Halloween Americas festival of sugar will undoubtedly be on everyones minds on Monday as households across the country get ready to buy enough candy to feed a small village. Parents will return after a long day at the office and prepare to spend their evening awkwardly greeting neighbors as their kids dressed as Kylo Ren or Iron Man (again) excitedly wait for more Skittles and 3 Musketeers. But where are the ghosts or the macabre scenes from the past that more genuinely capture the spirit of Halloween? Its a lament for those who would eschew the lame crop of sexy nurses for a more thoughtful celebration.
But what if I told you there is a family-oriented holiday with 3,000 years of divine tradition that has a much deeper connection with the supernatural and the dead? A three-day festival where parents and children congregate and remember loved ones who have passed away by celebrating their death with face-painting, storytelling and food offerings that honor the spirits of our past. A celebration where Mexican families have been known to carry sugar skulls and marigolds bright as the sun, as they walk in procession ready to greet the spirits of the un-living.
Welcome to Da de los Muertos: Halloweens antidote.
Da de los Muertos (or Day of the Dead) originates from the Aztecs, who believed that death was just another page in the book of existence and was actually the beginning of a new life.
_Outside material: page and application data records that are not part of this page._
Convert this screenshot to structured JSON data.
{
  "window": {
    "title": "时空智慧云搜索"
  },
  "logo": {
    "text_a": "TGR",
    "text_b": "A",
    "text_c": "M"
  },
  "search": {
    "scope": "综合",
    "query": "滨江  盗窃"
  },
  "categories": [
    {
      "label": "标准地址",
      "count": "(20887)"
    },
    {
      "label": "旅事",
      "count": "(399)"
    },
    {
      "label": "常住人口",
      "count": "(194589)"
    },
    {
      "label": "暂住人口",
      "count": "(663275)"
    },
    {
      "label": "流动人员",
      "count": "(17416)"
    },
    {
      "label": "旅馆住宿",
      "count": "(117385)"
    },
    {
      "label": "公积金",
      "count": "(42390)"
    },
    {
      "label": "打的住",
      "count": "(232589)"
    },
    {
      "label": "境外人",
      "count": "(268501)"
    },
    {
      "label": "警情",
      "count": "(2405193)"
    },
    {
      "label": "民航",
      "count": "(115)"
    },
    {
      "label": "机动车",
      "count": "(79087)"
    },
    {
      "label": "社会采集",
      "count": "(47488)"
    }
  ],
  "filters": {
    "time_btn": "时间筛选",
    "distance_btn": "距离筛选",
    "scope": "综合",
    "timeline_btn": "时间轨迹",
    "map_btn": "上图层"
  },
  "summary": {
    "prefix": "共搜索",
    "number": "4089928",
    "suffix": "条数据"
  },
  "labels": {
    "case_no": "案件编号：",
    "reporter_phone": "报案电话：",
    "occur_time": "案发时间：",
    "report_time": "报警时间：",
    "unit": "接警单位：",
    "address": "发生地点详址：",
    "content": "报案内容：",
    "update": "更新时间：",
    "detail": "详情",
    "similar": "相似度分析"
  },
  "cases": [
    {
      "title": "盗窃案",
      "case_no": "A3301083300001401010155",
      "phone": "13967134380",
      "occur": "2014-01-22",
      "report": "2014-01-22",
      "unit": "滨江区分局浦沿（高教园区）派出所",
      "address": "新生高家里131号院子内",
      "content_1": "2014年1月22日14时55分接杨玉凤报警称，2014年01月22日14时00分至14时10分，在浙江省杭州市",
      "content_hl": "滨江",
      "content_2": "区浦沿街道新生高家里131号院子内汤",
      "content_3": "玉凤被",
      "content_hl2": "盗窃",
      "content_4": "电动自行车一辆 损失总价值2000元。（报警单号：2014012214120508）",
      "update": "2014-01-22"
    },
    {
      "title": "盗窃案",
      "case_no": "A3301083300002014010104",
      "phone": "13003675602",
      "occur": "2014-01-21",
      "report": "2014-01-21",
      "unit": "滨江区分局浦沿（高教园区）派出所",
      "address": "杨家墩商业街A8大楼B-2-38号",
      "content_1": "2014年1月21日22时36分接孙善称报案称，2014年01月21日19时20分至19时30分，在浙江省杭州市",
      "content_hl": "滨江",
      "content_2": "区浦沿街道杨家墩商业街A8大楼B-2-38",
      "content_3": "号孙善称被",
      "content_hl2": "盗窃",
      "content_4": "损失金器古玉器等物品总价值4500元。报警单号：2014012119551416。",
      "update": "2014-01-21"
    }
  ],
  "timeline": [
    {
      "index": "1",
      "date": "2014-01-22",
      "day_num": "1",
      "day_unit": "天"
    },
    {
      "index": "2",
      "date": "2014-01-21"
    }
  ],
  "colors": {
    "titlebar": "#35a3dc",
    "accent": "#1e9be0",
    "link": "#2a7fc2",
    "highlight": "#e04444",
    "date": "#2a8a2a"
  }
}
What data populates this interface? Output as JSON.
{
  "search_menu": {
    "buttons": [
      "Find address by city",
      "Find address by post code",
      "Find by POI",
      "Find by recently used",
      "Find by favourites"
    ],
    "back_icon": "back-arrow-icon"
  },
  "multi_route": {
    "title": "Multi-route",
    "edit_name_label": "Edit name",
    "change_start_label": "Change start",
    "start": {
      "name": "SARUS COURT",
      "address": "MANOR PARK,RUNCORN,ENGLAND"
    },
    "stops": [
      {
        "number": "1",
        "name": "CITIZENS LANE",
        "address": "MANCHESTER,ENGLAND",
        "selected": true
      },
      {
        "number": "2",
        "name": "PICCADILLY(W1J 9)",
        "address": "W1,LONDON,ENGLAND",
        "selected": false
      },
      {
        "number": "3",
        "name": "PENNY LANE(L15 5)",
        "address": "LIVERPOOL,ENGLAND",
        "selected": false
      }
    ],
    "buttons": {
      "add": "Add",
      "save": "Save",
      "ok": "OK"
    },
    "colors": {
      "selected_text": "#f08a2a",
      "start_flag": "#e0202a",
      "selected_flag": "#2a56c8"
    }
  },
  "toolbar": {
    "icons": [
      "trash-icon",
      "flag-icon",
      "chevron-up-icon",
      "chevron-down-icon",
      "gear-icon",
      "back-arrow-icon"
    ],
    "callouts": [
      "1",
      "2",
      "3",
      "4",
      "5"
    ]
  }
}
As a ritualistic celebration, they would gather offerings to the goddess Mictecacihuatl (Lady of the Dead) for dead children and adults. Spanish conquistadors viewed it as a sacrilegious event but instead of extinguishing it altogether, they decided to combine it with Catholic practice so it would correspond with All Saints Day (1 November) and All Souls Day (2 November).